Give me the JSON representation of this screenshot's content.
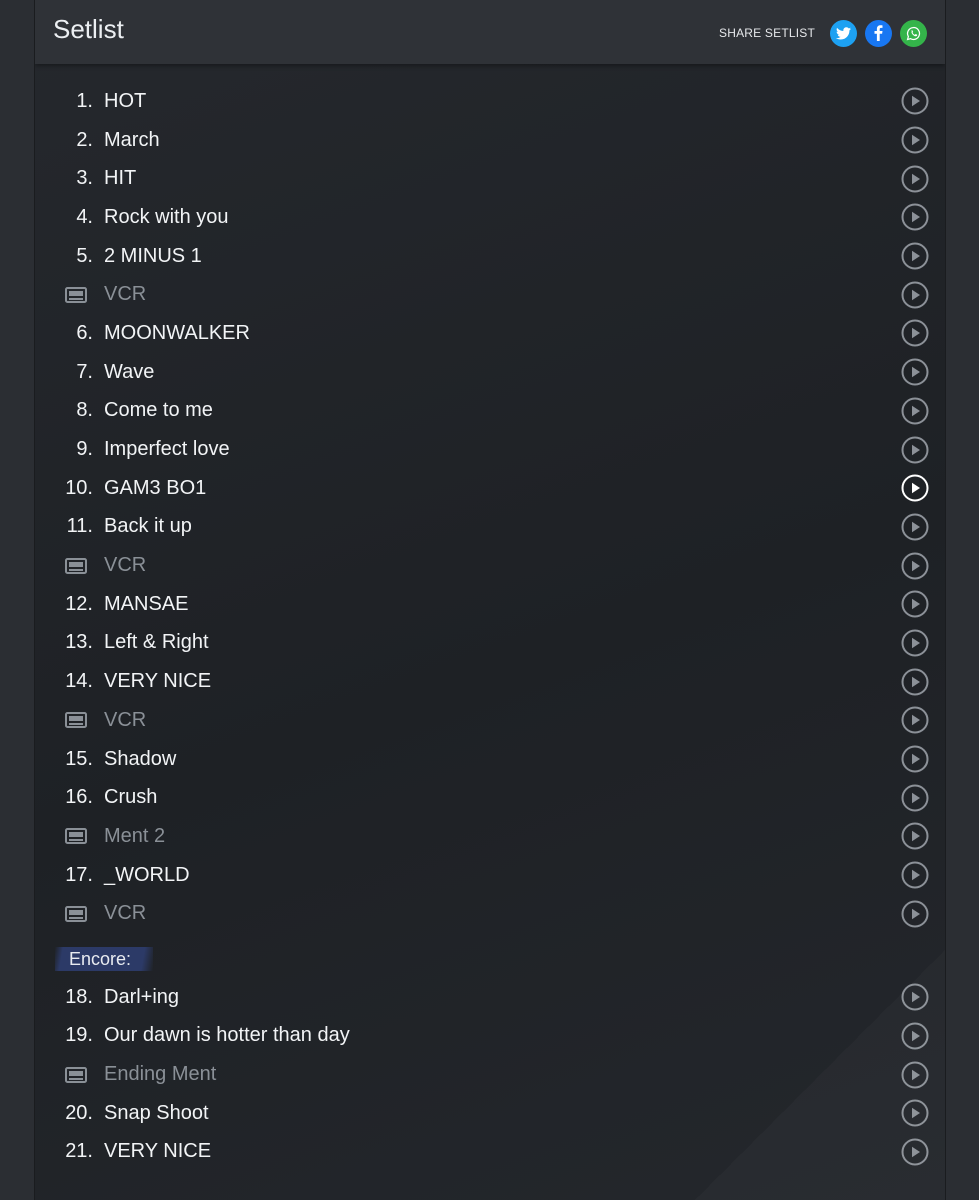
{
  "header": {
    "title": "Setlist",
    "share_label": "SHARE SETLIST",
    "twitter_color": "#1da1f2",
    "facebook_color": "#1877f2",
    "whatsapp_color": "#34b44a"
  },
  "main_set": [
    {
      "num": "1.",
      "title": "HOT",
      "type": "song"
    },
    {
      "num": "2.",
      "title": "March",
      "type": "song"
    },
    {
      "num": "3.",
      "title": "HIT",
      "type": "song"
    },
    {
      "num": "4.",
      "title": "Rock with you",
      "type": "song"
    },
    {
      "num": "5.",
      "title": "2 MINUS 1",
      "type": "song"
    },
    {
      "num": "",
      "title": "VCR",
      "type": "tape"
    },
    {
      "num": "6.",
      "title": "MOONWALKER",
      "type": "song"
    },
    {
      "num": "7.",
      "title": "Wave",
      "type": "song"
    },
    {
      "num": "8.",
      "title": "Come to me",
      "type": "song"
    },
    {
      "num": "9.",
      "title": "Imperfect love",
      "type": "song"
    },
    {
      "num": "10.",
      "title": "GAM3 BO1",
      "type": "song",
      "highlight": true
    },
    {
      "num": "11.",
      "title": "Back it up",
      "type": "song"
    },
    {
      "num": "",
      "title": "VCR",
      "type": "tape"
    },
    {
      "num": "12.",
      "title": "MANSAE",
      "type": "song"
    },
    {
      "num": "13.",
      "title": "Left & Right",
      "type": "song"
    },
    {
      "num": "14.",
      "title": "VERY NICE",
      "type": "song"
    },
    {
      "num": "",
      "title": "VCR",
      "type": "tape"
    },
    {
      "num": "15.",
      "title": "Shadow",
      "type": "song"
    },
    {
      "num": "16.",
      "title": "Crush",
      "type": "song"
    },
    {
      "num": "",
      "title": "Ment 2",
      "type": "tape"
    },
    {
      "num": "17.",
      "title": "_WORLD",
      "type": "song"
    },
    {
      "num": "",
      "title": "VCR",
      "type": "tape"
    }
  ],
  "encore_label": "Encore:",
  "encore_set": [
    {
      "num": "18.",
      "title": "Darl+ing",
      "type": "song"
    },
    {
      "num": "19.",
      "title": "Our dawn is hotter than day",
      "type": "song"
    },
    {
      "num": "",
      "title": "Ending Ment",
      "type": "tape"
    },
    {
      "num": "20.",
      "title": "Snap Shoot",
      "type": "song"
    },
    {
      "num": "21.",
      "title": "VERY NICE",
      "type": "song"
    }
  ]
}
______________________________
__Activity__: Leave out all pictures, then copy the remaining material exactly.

__Problem solution__:
Give me the JSON representation of this screenshot's content.
{
  "header": {
    "title": "Setlist",
    "share_label": "SHARE SETLIST",
    "twitter_color": "#1da1f2",
    "facebook_color": "#1877f2",
    "whatsapp_color": "#34b44a"
  },
  "main_set": [
    {
      "num": "1.",
      "title": "HOT",
      "type": "song"
    },
    {
      "num": "2.",
      "title": "March",
      "type": "song"
    },
    {
      "num": "3.",
      "title": "HIT",
      "type": "song"
    },
    {
      "num": "4.",
      "title": "Rock with you",
      "type": "song"
    },
    {
      "num": "5.",
      "title": "2 MINUS 1",
      "type": "song"
    },
    {
      "num": "",
      "title": "VCR",
      "type": "tape"
    },
    {
      "num": "6.",
      "title": "MOONWALKER",
      "type": "song"
    },
    {
      "num": "7.",
      "title": "Wave",
      "type": "song"
    },
    {
      "num": "8.",
      "title": "Come to me",
      "type": "song"
    },
    {
      "num": "9.",
      "title": "Imperfect love",
      "type": "song"
    },
    {
      "num": "10.",
      "title": "GAM3 BO1",
      "type": "song",
      "highlight": true
    },
    {
      "num": "11.",
      "title": "Back it up",
      "type": "song"
    },
    {
      "num": "",
      "title": "VCR",
      "type": "tape"
    },
    {
      "num": "12.",
      "title": "MANSAE",
      "type": "song"
    },
    {
      "num": "13.",
      "title": "Left & Right",
      "type": "song"
    },
    {
      "num": "14.",
      "title": "VERY NICE",
      "type": "song"
    },
    {
      "num": "",
      "title": "VCR",
      "type": "tape"
    },
    {
      "num": "15.",
      "title": "Shadow",
      "type": "song"
    },
    {
      "num": "16.",
      "title": "Crush",
      "type": "song"
    },
    {
      "num": "",
      "title": "Ment 2",
      "type": "tape"
    },
    {
      "num": "17.",
      "title": "_WORLD",
      "type": "song"
    },
    {
      "num": "",
      "title": "VCR",
      "type": "tape"
    }
  ],
  "encore_label": "Encore:",
  "encore_set": [
    {
      "num": "18.",
      "title": "Darl+ing",
      "type": "song"
    },
    {
      "num": "19.",
      "title": "Our dawn is hotter than day",
      "type": "song"
    },
    {
      "num": "",
      "title": "Ending Ment",
      "type": "tape"
    },
    {
      "num": "20.",
      "title": "Snap Shoot",
      "type": "song"
    },
    {
      "num": "21.",
      "title": "VERY NICE",
      "type": "song"
    }
  ]
}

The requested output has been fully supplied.